[[ Listed entries, beginning ]]

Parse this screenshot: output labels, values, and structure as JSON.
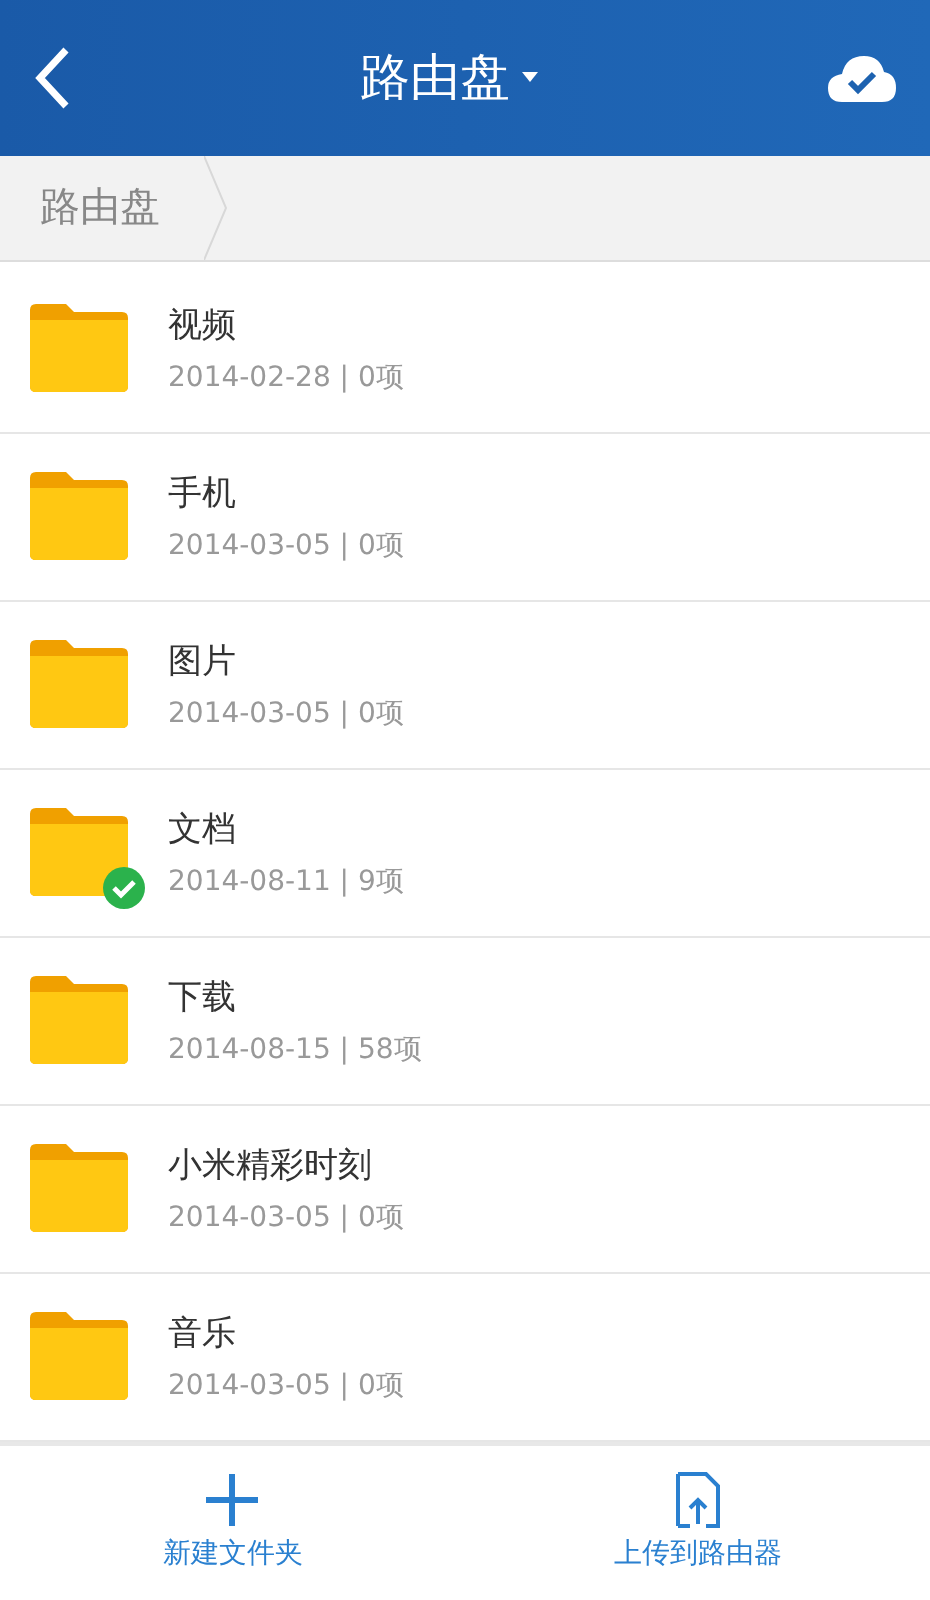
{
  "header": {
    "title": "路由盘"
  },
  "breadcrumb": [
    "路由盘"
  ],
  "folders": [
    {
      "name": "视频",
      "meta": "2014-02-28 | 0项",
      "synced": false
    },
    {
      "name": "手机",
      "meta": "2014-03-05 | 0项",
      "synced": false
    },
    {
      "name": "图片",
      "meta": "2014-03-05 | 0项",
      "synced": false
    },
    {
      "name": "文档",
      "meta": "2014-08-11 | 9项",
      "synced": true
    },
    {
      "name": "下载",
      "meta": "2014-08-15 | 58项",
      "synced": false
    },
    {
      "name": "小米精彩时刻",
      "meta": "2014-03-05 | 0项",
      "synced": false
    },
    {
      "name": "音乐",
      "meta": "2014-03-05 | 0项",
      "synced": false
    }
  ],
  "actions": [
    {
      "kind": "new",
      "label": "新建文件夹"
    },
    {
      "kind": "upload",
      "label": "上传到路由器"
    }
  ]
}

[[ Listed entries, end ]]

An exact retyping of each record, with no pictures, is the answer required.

Answer for this exercise -
Parse this screenshot: output labels, values, and structure as JSON.
{
  "header": {
    "title": "路由盘"
  },
  "breadcrumb": [
    "路由盘"
  ],
  "folders": [
    {
      "name": "视频",
      "meta": "2014-02-28 | 0项",
      "synced": false
    },
    {
      "name": "手机",
      "meta": "2014-03-05 | 0项",
      "synced": false
    },
    {
      "name": "图片",
      "meta": "2014-03-05 | 0项",
      "synced": false
    },
    {
      "name": "文档",
      "meta": "2014-08-11 | 9项",
      "synced": true
    },
    {
      "name": "下载",
      "meta": "2014-08-15 | 58项",
      "synced": false
    },
    {
      "name": "小米精彩时刻",
      "meta": "2014-03-05 | 0项",
      "synced": false
    },
    {
      "name": "音乐",
      "meta": "2014-03-05 | 0项",
      "synced": false
    }
  ],
  "actions": [
    {
      "kind": "new",
      "label": "新建文件夹"
    },
    {
      "kind": "upload",
      "label": "上传到路由器"
    }
  ]
}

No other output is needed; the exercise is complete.